When you first start your business, you’re brimming with positivity. Everyone can use what you do!
But, as you start talking to more potential clients, you find that for some people, there’s just no client opportunity. Maybe they already have a provider they’re happy with; they have no budget; or they simply don’t need what you do.
And that’s when the balloon of positivity gets popped.
When I first started talking to potential clients, if I was in a conversation and it sounded like there was no opportunity, I’d feel like a hit a brick wall.
First, I’d feel defeated. I’d gotten all excited at the prospect of a new client, but now I felt the crush of disappointment. And I’d feel dumb. Did I just waste an hour of my time?
But most importantly, I didn’t know what to do now. Where do I take this conversation?
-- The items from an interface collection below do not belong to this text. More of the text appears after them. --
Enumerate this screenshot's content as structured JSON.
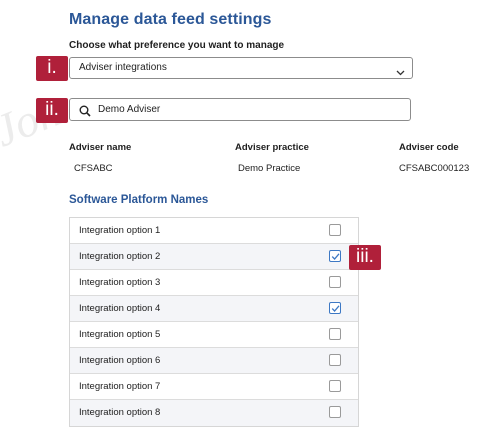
{
  "watermark": "Jon",
  "page_title": "Manage data feed settings",
  "preference": {
    "label": "Choose what preference you want to manage",
    "selected": "Adviser integrations"
  },
  "search": {
    "value": "Demo Adviser"
  },
  "markers": [
    "i.",
    "ii.",
    "iii."
  ],
  "adviser": {
    "headers": [
      "Adviser name",
      "Adviser practice",
      "Adviser code"
    ],
    "values": [
      "CFSABC",
      "Demo Practice",
      "CFSABC000123"
    ]
  },
  "platforms": {
    "title": "Software Platform Names",
    "items": [
      {
        "label": "Integration option 1",
        "checked": false
      },
      {
        "label": "Integration option 2",
        "checked": true
      },
      {
        "label": "Integration option 3",
        "checked": false
      },
      {
        "label": "Integration option 4",
        "checked": true
      },
      {
        "label": "Integration option 5",
        "checked": false
      },
      {
        "label": "Integration  option 6",
        "checked": false
      },
      {
        "label": "Integration  option 7",
        "checked": false
      },
      {
        "label": "Integration option 8",
        "checked": false
      }
    ]
  },
  "colors": {
    "title": "#2b5797",
    "marker": "#b0203a",
    "check": "#3d78c4",
    "alt_row": "#f4f5f8"
  },
  "icons": {
    "dropdown": "chevron-down-icon",
    "search": "search-icon",
    "checkbox": "checkmark-icon"
  }
}
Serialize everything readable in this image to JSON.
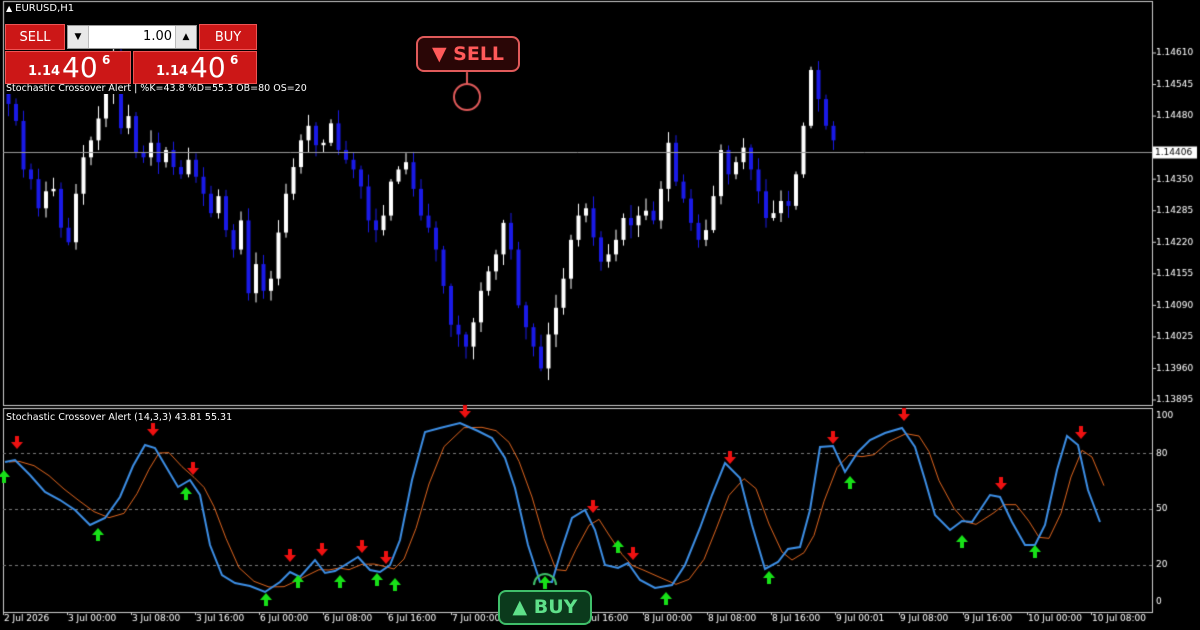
{
  "window": {
    "title": "EURUSD,H1"
  },
  "trade_panel": {
    "sell_label": "SELL",
    "buy_label": "BUY",
    "lot_size": "1.00",
    "sell_price": {
      "prefix": "1.14",
      "big": "40",
      "sup": "6"
    },
    "buy_price": {
      "prefix": "1.14",
      "big": "40",
      "sup": "6"
    }
  },
  "main_indicator_label": "Stochastic Crossover Alert | %K=43.8  %D=55.3  OB=80 OS=20",
  "sub_indicator_label": "Stochastic Crossover Alert (14,3,3) 43.81 55.31",
  "callouts": {
    "sell": "▼ SELL",
    "buy": "▲ BUY"
  },
  "colors": {
    "background": "#000000",
    "bull_candle": "#ffffff",
    "bear_candle": "#1a1ae6",
    "k_line": "#3d8fe6",
    "d_line": "#e0661f",
    "up_arrow": "#18e018",
    "down_arrow": "#ee1111",
    "panel_red": "#cc1717"
  },
  "price_axis": {
    "labels": [
      "1.14610",
      "1.14545",
      "1.14480",
      "1.14350",
      "1.14285",
      "1.14220",
      "1.14155",
      "1.14090",
      "1.14025",
      "1.13960",
      "1.13895"
    ],
    "current_price": "1.14406"
  },
  "stoch_axis": {
    "labels": [
      "100",
      "80",
      "50",
      "20",
      "0"
    ]
  },
  "time_axis": {
    "labels": [
      "2 Jul 2026",
      "3 Jul 00:00",
      "3 Jul 08:00",
      "3 Jul 16:00",
      "6 Jul 00:00",
      "6 Jul 08:00",
      "6 Jul 16:00",
      "7 Jul 00:00",
      "7 Jul 08:00",
      "7 Jul 16:00",
      "8 Jul 00:00",
      "8 Jul 08:00",
      "8 Jul 16:00",
      "9 Jul 00:01",
      "9 Jul 08:00",
      "9 Jul 16:00",
      "10 Jul 00:00",
      "10 Jul 08:00"
    ]
  },
  "chart_data": {
    "type": "candlestick",
    "symbol": "EURUSD",
    "timeframe": "H1",
    "ylim": [
      1.13895,
      1.14645
    ],
    "current_price": 1.14406,
    "closes": [
      1.14505,
      1.1447,
      1.1437,
      1.1435,
      1.1429,
      1.14325,
      1.1433,
      1.1425,
      1.1422,
      1.1432,
      1.14395,
      1.1443,
      1.14475,
      1.1453,
      1.14605,
      1.14455,
      1.1448,
      1.14405,
      1.14395,
      1.14425,
      1.14385,
      1.1441,
      1.14375,
      1.1436,
      1.1439,
      1.14355,
      1.1432,
      1.1428,
      1.14315,
      1.14245,
      1.14205,
      1.14265,
      1.14115,
      1.14175,
      1.1412,
      1.14145,
      1.1424,
      1.1432,
      1.14375,
      1.1443,
      1.1446,
      1.1442,
      1.14425,
      1.14465,
      1.1441,
      1.1439,
      1.1437,
      1.14335,
      1.14265,
      1.14245,
      1.14275,
      1.14345,
      1.1437,
      1.14385,
      1.1433,
      1.14275,
      1.1425,
      1.14205,
      1.1413,
      1.1405,
      1.1403,
      1.14005,
      1.14055,
      1.1412,
      1.1416,
      1.14195,
      1.1426,
      1.14205,
      1.1409,
      1.14045,
      1.14005,
      1.1396,
      1.1403,
      1.14085,
      1.14145,
      1.14225,
      1.14275,
      1.1429,
      1.1423,
      1.1418,
      1.14195,
      1.14225,
      1.1427,
      1.14255,
      1.14275,
      1.14285,
      1.14265,
      1.1433,
      1.14425,
      1.14345,
      1.1431,
      1.1426,
      1.14225,
      1.14245,
      1.14315,
      1.1441,
      1.1436,
      1.14385,
      1.14415,
      1.1437,
      1.14325,
      1.1427,
      1.1428,
      1.14305,
      1.14295,
      1.1436,
      1.1446,
      1.14575,
      1.14515,
      1.1446,
      1.1443
    ],
    "stochastic": {
      "params": "14,3,3",
      "k": 43.81,
      "d": 55.31,
      "levels": [
        80,
        50,
        20
      ],
      "ylim": [
        0,
        100
      ]
    }
  }
}
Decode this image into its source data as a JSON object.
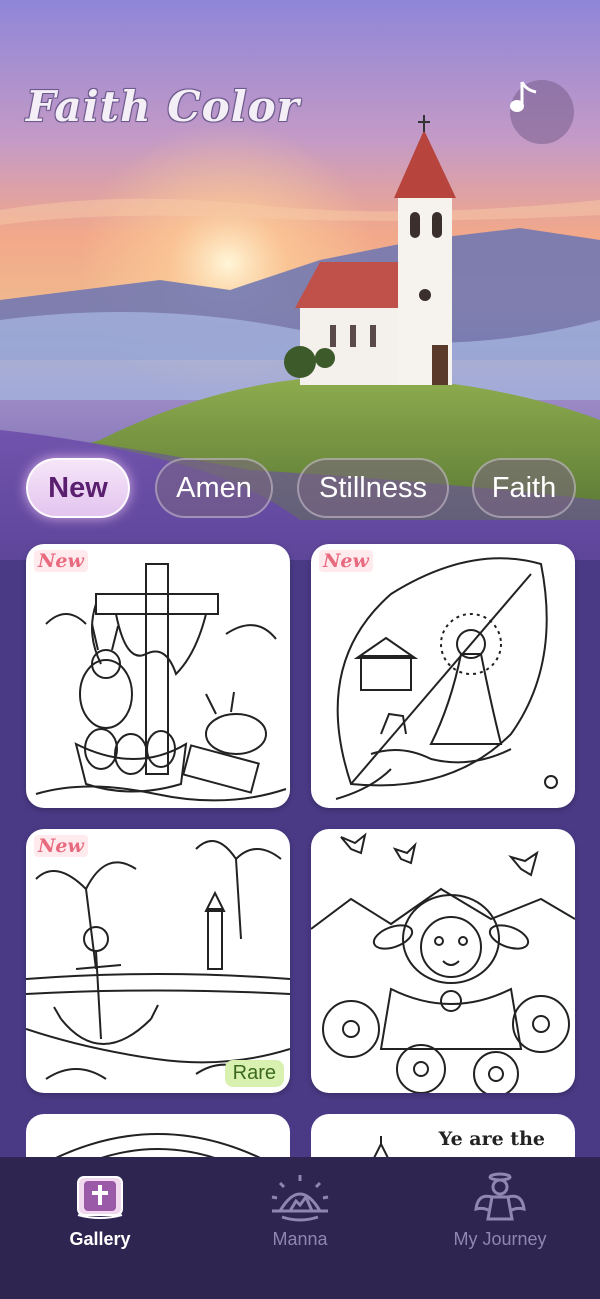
{
  "app": {
    "title": "Faith Color"
  },
  "header": {
    "music_icon": "music-note-icon"
  },
  "tabs": [
    {
      "label": "New",
      "active": true
    },
    {
      "label": "Amen",
      "active": false
    },
    {
      "label": "Stillness",
      "active": false
    },
    {
      "label": "Faith",
      "active": false
    }
  ],
  "gallery": {
    "items": [
      {
        "subject": "Cross with Easter bunnies and eggs",
        "badge": "New"
      },
      {
        "subject": "Jesus in leaf with deer",
        "badge": "New"
      },
      {
        "subject": "Anchor on tropical beach with lighthouse",
        "badge": "New",
        "tag": "Rare"
      },
      {
        "subject": "Lamb among daisies with butterflies",
        "badge": ""
      },
      {
        "subject": "Mandala",
        "badge": ""
      },
      {
        "subject": "Ye are the light",
        "text": "Ye are the"
      }
    ]
  },
  "nav": {
    "items": [
      {
        "label": "Gallery",
        "icon": "bible-book-icon",
        "active": true
      },
      {
        "label": "Manna",
        "icon": "sunrise-icon",
        "active": false
      },
      {
        "label": "My Journey",
        "icon": "angel-icon",
        "active": false
      }
    ]
  },
  "colors": {
    "accent": "#5a1f6e",
    "nav_bg": "#2e2550",
    "new_badge": "#e86a7e",
    "rare_badge": "#d8f0b0"
  }
}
Do I just say, “Let me know if something changes?” and walk away?
It took some time for me to learn that even though there’s no immediate opportunity, there are some easy ways to transition the conversation into something that can still build your business, or provide value to the client.
What it is: An introduction to someone who might be a good fit for your product or service. You provide tremendous value to your clients, and you’re inviting your contacts to bring this same value to their contacts.
Who’s a good fit: Nearly everyone. Anyone you talk to, even if they can’t use your service, might know someone who can.
The key: Be specific. Make it easy for them to recognize the types of clients you work with, and ask if there are 1-2 people they might know who could benefit from your services.
What it is: One step less directed than a referral, an introduction is for someone who you don’t know is a good fit or not, so they’re making the intro just to see, then you’ll take it from there.
Who’s a good fit: Nearly everyone. This is a super low pressure tactic -- just an introduction. No big whoop.
The key: Make the ask in a low-key way and focus on seeing if there’s a possible fit.
What it is: A positive statement or endorsement you can use on your website, marketing materials, etc.
Who’s a good fit: People for whom you’ve provided any business value whatsoever. Did a friend call you to “pick your brain” and you helped them think something through? Did you solve someone’s problem or provide feedback on a request? Get a quote from anyone who can say something complimentary about your work or what it’s like to work with you.
The key: Ask if they’d be open to it, then make it super easy by drafting something they can review.
What it is: If you’re creating something for your business or refining something that already exists, invite these potential clients to participate in the process. You can ask for feedback, invite them to be a tester for free, offer a sneak peek… anything to get them involved and invested.
Who’s a good fit: People who could be potential clients down the road, because their feedback will be the most valuable. This really isn’t for friends or family.
The key: Think through who might benefit, and invite them to participate. The key is that you’re inviting them, not asking for a favor.
The good news is that people’s situations are always changing. Someone who has a provider right now might fire them later. Someone whose company doesn't need you right now might move to another company that does. Someone who can’t afford you now might be able to later.
Just because someone’s not a good client prospect now, doesn’t mean they won’t be soon.
If you want to gain the skills and confidence to sign more new clients, download my FREE guide: 3 Steps To Consistently Close More Clients This Year.
You’ll learn the keys I share with every one of my clients, and how I overcame my fear of selling.